-- What you need to do --
All lines holding the word "title" should be located in the records and copied.

[Dataset extract — start]

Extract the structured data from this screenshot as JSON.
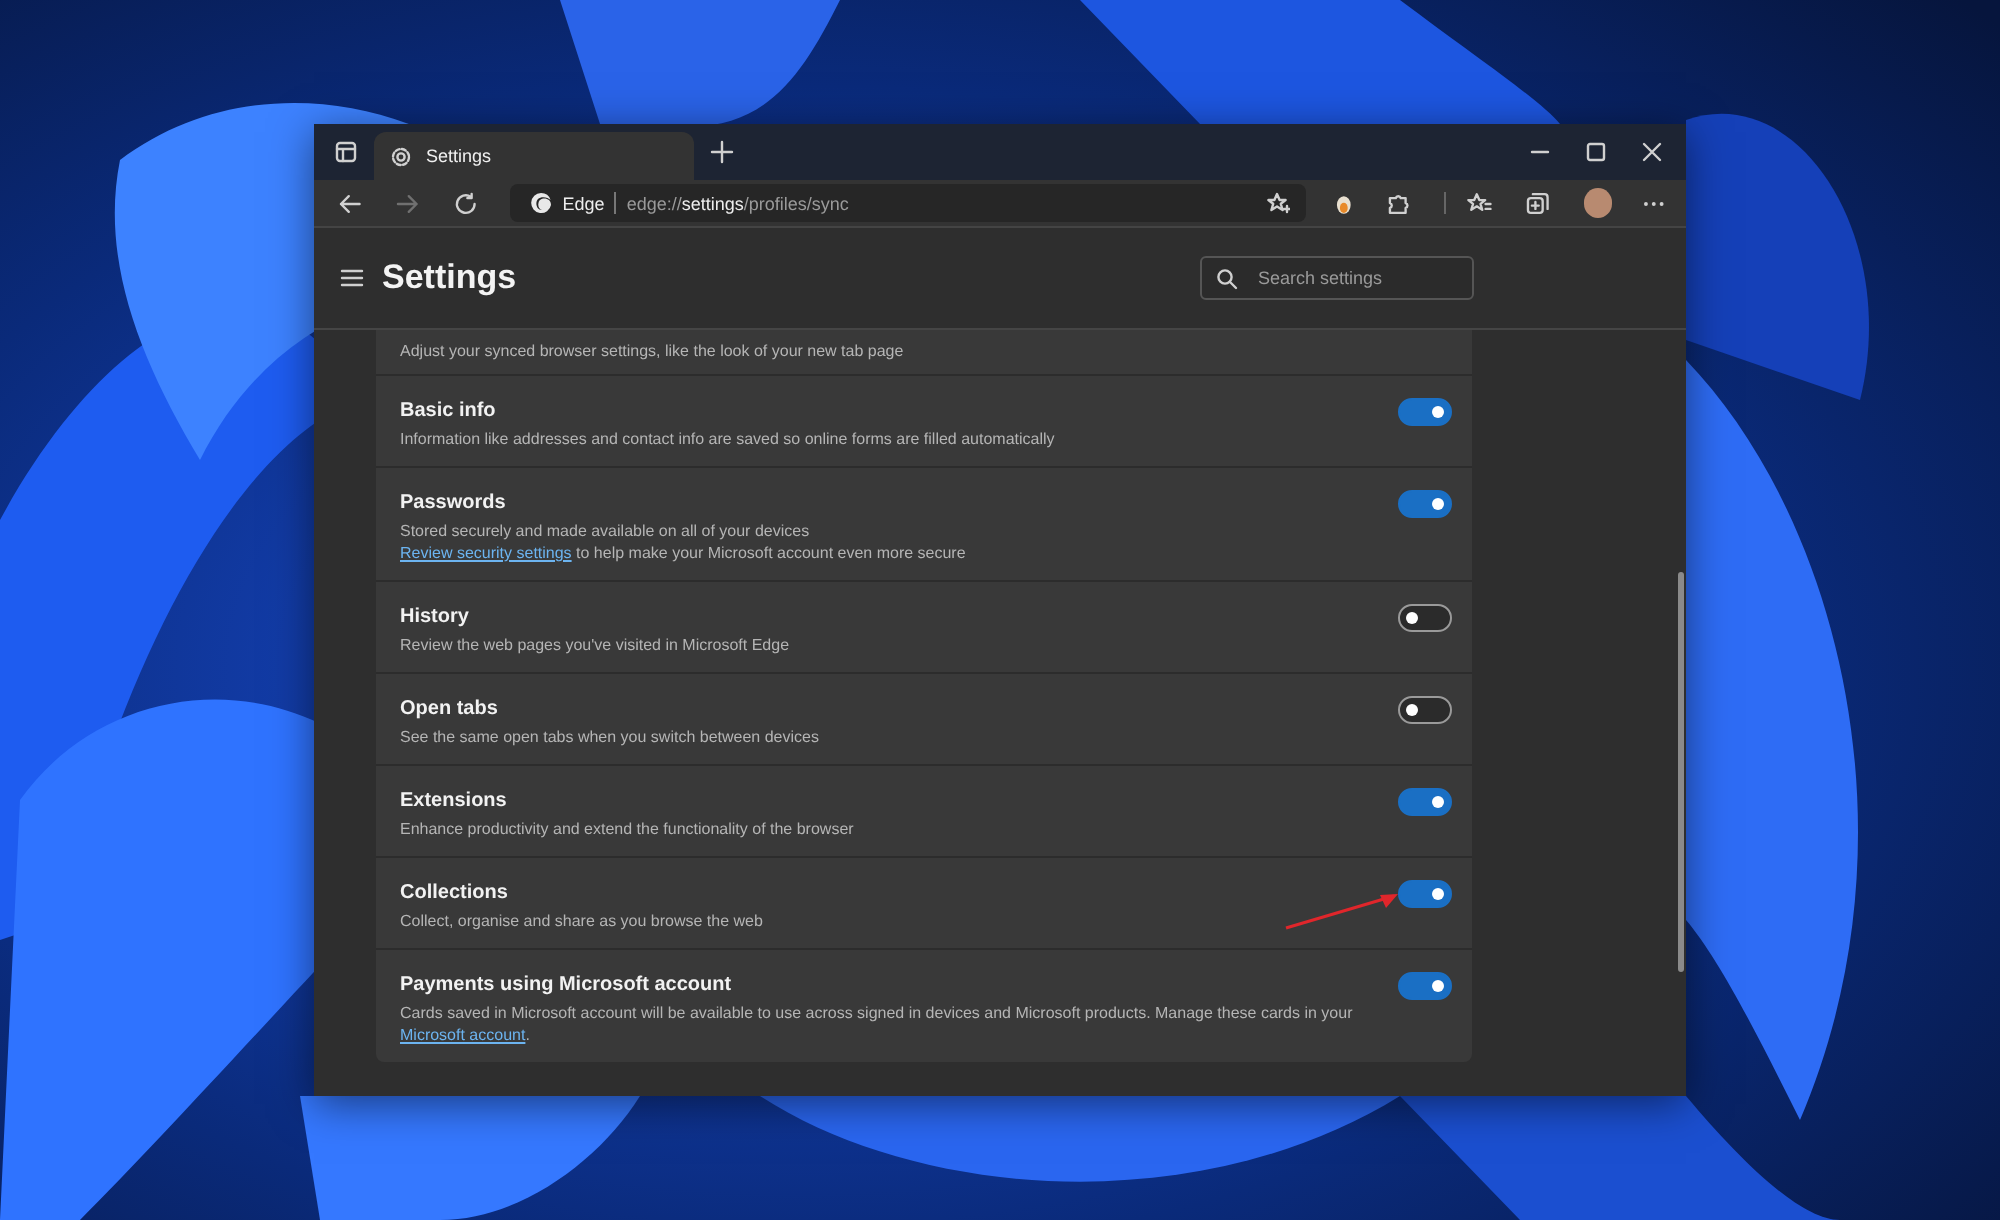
{
  "browser": {
    "tab": {
      "title": "Settings",
      "selected": true
    },
    "nav": {
      "back_disabled": false,
      "forward_disabled": true
    },
    "address": {
      "label": "Edge",
      "url": "edge://**settings**/profiles/sync"
    }
  },
  "settings": {
    "title": "Settings",
    "search": {
      "placeholder": "Search settings"
    },
    "rows": [
      {
        "kind": "partial",
        "description": [
          {
            "kind": "text",
            "text": "Adjust your synced browser settings, like the look of your new tab page"
          }
        ]
      },
      {
        "kind": "toggle",
        "title": "Basic info",
        "on": true,
        "pointed": false,
        "description": [
          {
            "kind": "text",
            "text": "Information like addresses and contact info are saved so online forms are filled automatically"
          }
        ]
      },
      {
        "kind": "toggle",
        "title": "Passwords",
        "on": true,
        "pointed": false,
        "description": [
          {
            "kind": "text",
            "text": "Stored securely and made available on all of your devices"
          },
          {
            "kind": "break"
          },
          {
            "kind": "link",
            "text": "Review security settings"
          },
          {
            "kind": "text",
            "text": " to help make your Microsoft account even more secure"
          }
        ]
      },
      {
        "kind": "toggle",
        "title": "History",
        "on": false,
        "pointed": false,
        "description": [
          {
            "kind": "text",
            "text": "Review the web pages you've visited in Microsoft Edge"
          }
        ]
      },
      {
        "kind": "toggle",
        "title": "Open tabs",
        "on": false,
        "pointed": false,
        "description": [
          {
            "kind": "text",
            "text": "See the same open tabs when you switch between devices"
          }
        ]
      },
      {
        "kind": "toggle",
        "title": "Extensions",
        "on": true,
        "pointed": false,
        "description": [
          {
            "kind": "text",
            "text": "Enhance productivity and extend the functionality of the browser"
          }
        ]
      },
      {
        "kind": "toggle",
        "title": "Collections",
        "on": true,
        "pointed": true,
        "description": [
          {
            "kind": "text",
            "text": "Collect, organise and share as you browse the web"
          }
        ]
      },
      {
        "kind": "toggle",
        "title": "Payments using Microsoft account",
        "on": true,
        "pointed": false,
        "description": [
          {
            "kind": "text",
            "text": "Cards saved in Microsoft account will be available to use across signed in devices and Microsoft products. Manage these cards in your"
          },
          {
            "kind": "break"
          },
          {
            "kind": "link",
            "text": "Microsoft account"
          },
          {
            "kind": "text",
            "text": "."
          }
        ]
      }
    ]
  }
}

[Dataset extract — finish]

-- Response area --
      "title": "Settings",
    "title": "Settings",
        "title": "Basic info",
        "title": "Passwords",
        "title": "History",
        "title": "Open tabs",
        "title": "Extensions",
        "title": "Collections",
        "title": "Payments using Microsoft account",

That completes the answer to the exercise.